Sales organizations use a lot of tricks to motivate their sales professionals. However, although most companies have employee recognition programs in place, too many of them are simply based on tenure. That means, even the most successful salesperson only receives kudos from the company whenever the calendar shows another five or 10 years has passed. This approach can work, but it’s also not the most effective way to show appreciation for a high-performing sales professional. Building an employee recognition program that responds to the significant contributions salespeople make on a regular basis has been shown to be much more successful at motivating employees and keeping them engaged. By praising the individual’s performance rather than marking milestones, employees feel as though the company truly pays attention to what they do and appreciates their efforts.

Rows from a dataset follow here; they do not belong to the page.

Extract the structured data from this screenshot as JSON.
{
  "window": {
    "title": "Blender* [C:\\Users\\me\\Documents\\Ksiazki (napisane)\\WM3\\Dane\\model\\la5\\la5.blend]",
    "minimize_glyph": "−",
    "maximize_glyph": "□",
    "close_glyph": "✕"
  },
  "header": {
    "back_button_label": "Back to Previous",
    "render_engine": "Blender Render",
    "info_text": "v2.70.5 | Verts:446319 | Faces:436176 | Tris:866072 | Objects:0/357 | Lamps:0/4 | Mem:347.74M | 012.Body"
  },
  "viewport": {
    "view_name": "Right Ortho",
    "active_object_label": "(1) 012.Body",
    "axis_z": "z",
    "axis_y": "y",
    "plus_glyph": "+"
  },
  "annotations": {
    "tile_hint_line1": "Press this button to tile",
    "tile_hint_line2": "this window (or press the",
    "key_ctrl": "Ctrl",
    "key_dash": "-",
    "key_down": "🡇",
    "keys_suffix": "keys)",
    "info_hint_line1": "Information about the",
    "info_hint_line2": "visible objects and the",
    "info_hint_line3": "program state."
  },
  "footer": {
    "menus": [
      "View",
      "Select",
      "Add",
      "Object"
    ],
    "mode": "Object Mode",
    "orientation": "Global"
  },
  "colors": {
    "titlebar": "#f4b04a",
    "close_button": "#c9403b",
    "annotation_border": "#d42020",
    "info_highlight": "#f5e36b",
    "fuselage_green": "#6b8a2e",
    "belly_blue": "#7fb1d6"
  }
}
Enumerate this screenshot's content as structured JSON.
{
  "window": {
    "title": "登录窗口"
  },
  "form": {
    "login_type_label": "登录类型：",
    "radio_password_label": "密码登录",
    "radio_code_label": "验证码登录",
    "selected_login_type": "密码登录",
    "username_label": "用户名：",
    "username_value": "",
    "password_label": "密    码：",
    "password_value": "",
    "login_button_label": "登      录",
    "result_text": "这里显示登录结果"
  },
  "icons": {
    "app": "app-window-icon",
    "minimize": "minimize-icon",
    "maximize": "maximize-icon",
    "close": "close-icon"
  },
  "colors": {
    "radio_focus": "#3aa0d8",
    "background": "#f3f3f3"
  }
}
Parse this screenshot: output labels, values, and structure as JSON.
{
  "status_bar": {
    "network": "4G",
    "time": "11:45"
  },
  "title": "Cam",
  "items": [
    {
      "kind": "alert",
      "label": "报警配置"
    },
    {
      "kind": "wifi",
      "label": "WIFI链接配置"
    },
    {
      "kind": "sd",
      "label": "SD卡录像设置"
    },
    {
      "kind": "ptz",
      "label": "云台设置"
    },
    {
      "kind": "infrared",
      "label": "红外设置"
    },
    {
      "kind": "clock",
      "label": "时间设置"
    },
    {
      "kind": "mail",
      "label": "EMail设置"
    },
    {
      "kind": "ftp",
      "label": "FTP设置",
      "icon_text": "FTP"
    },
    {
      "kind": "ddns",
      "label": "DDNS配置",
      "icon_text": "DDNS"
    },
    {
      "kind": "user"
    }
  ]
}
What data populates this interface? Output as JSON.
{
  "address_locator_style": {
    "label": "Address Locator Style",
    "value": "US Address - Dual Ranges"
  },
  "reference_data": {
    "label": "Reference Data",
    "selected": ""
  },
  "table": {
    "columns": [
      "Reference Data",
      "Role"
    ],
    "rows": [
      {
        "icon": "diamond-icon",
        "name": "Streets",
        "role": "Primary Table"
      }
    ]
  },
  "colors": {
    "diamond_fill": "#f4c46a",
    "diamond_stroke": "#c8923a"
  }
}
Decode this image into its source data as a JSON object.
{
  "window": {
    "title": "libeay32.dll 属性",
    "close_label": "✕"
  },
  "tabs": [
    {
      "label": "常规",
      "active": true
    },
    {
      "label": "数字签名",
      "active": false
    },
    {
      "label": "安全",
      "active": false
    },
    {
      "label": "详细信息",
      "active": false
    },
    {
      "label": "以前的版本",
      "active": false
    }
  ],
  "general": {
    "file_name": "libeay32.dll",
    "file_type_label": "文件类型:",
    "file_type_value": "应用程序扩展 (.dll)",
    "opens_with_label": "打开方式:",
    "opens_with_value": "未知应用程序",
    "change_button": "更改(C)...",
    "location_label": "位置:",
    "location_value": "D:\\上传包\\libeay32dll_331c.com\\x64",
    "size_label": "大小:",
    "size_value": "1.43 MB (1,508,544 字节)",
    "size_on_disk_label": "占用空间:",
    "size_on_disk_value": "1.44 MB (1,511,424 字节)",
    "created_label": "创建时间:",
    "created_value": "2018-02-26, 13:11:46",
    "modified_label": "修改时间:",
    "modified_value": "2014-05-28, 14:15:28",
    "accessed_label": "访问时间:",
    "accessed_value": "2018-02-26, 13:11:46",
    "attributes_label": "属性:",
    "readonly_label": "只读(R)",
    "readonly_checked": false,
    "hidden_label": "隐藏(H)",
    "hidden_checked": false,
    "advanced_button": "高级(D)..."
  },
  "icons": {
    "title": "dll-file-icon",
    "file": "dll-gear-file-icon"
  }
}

Naturally, a salesperson who has been with the company for 20 years is an obvious asset. Though by honoring that employee only every five years, the company misses the opportunity to reward and motivate that salesperson more frequently.

Although many companies might think about implementing a more active employee recognition program and reel at the potential costs, the truth is such a program can be easier and cheaper to implement than they may believe. There are many techniques companies can use for employee recognition programs that don’t have to cost a lot of money or require significant efforts. Even these small gestures, when properly applied, can have a substantial impact on an employee’s engagement; communicating to that employee that his or her contributions to the company’s success have not gone unnoticed.

For example, a basic “wall of fame” concept enables managers to applaud individual performances in a public setting. A points-based system allows employees to cash in points they earn for perks such as time off or gift cards. Even something as simple as a “thank you” note left at an employee’s workstation can be a powerful reminder that what he or she does every day matters to the organization. There are countless other ideas that can be used to build a successful employee recognition program. The following guide lists many of them. Take a look and see if any of these ideas might work well for your employees.

20 Creative (And Affordable) Ideas For Employee Recognition created by Point Recognition